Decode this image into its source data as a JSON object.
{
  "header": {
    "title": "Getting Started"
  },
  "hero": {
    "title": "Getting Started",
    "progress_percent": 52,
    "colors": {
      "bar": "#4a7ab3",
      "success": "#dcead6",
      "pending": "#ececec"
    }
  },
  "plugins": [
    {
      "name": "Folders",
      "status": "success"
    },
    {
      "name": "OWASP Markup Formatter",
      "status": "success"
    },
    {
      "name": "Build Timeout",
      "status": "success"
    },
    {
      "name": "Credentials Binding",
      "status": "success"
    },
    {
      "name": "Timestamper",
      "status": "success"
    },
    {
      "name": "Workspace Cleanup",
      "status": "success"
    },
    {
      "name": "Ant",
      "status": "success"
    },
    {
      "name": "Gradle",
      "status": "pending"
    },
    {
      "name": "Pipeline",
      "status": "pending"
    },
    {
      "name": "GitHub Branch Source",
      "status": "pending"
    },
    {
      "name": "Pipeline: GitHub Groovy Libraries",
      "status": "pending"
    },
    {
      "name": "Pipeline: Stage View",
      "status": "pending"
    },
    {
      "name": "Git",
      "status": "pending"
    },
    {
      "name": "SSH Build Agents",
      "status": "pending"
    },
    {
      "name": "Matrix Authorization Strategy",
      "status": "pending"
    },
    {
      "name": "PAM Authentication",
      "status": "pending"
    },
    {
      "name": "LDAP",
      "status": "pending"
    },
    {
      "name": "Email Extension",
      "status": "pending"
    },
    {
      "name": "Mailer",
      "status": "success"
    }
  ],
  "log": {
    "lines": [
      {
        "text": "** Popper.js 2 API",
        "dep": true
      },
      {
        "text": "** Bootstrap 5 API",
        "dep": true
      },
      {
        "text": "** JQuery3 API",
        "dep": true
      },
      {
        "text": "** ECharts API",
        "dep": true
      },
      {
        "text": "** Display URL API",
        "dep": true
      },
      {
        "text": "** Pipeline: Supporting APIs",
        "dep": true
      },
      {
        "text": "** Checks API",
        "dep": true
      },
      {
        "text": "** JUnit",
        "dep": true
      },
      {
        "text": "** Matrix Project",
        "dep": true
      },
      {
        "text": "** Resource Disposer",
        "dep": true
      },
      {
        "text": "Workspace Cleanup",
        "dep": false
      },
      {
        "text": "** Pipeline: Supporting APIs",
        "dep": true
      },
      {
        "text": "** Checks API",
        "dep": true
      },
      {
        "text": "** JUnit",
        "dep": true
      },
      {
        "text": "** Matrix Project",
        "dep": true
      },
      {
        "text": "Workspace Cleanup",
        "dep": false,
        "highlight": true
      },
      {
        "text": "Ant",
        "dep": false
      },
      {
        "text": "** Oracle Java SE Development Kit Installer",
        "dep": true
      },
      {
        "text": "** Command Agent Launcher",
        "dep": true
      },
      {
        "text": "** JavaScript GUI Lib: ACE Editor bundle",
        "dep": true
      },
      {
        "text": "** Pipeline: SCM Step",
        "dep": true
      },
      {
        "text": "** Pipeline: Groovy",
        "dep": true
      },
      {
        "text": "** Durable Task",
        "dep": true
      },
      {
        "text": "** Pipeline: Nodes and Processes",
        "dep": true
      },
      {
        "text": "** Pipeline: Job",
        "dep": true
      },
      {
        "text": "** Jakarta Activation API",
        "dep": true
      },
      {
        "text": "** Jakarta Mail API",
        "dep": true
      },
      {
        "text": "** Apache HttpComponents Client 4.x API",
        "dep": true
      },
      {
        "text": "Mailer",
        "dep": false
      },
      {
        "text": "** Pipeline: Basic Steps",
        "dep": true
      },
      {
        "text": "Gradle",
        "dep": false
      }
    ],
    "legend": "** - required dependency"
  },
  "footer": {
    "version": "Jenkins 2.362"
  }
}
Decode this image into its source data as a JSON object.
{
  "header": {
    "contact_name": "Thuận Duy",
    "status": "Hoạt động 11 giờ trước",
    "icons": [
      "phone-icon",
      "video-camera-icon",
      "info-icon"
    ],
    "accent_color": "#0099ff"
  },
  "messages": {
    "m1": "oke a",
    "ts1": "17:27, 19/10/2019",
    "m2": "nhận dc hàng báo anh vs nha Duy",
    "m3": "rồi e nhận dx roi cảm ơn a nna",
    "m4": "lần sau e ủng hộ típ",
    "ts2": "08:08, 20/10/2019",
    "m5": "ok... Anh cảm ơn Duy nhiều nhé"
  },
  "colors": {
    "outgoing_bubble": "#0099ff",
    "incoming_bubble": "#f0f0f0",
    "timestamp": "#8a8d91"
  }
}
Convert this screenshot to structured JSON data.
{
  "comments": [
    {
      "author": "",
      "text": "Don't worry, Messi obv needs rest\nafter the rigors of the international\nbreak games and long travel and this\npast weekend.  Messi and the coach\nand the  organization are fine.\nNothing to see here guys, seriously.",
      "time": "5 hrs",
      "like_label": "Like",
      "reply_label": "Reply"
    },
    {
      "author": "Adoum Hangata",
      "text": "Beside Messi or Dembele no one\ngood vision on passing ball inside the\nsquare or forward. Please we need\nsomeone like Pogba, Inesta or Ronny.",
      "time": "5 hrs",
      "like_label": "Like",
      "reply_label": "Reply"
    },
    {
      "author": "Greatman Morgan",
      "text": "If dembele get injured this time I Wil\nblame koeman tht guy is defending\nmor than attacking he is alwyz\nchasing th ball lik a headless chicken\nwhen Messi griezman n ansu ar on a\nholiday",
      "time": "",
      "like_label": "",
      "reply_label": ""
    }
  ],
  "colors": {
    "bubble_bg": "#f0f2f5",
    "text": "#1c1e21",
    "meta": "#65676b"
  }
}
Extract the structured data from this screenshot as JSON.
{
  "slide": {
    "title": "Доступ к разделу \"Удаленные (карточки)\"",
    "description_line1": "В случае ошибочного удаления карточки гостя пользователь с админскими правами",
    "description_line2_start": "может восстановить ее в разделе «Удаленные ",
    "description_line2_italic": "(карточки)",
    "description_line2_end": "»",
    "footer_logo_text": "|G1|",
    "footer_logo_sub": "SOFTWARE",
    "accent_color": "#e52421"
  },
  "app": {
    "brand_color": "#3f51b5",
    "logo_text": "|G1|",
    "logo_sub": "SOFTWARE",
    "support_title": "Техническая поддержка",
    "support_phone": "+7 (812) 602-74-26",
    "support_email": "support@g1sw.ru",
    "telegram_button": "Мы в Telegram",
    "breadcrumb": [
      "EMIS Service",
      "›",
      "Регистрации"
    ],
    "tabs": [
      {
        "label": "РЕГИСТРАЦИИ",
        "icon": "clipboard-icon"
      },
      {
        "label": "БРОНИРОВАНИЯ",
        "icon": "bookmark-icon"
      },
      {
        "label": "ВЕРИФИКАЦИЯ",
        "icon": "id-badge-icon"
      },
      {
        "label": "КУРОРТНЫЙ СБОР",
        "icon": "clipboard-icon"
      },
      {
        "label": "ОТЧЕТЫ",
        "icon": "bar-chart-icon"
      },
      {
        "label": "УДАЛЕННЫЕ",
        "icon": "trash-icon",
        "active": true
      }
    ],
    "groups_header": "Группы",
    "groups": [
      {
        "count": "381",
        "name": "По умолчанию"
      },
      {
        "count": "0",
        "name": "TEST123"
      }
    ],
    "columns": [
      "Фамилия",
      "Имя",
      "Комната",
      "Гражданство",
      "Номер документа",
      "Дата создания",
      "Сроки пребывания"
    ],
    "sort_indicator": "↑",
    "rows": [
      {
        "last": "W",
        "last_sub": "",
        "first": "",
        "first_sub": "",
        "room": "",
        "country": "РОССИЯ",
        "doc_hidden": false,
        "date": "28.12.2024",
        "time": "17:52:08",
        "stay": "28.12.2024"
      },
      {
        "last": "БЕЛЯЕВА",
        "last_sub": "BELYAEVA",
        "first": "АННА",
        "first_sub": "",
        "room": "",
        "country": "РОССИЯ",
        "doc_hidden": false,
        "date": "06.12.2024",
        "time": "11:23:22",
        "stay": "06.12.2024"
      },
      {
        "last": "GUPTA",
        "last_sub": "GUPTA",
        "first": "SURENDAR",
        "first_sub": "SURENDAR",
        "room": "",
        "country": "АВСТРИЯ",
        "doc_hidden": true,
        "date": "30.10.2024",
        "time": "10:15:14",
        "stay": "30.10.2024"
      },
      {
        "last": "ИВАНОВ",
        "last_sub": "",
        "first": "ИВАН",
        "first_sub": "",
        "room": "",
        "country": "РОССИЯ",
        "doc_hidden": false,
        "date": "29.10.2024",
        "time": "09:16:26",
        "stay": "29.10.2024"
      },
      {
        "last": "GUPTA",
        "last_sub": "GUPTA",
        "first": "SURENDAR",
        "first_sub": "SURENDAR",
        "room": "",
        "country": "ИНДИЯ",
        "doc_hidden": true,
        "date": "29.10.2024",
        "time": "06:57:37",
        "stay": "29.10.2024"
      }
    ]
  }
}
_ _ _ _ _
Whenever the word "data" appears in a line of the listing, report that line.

_EXPECTED ANSWER_
Decode this image into its source data as a JSON object.
Decode this image into its source data as a JSON object.
Convert this screenshot to structured JSON data.
Extract the structured data from this screenshot as JSON.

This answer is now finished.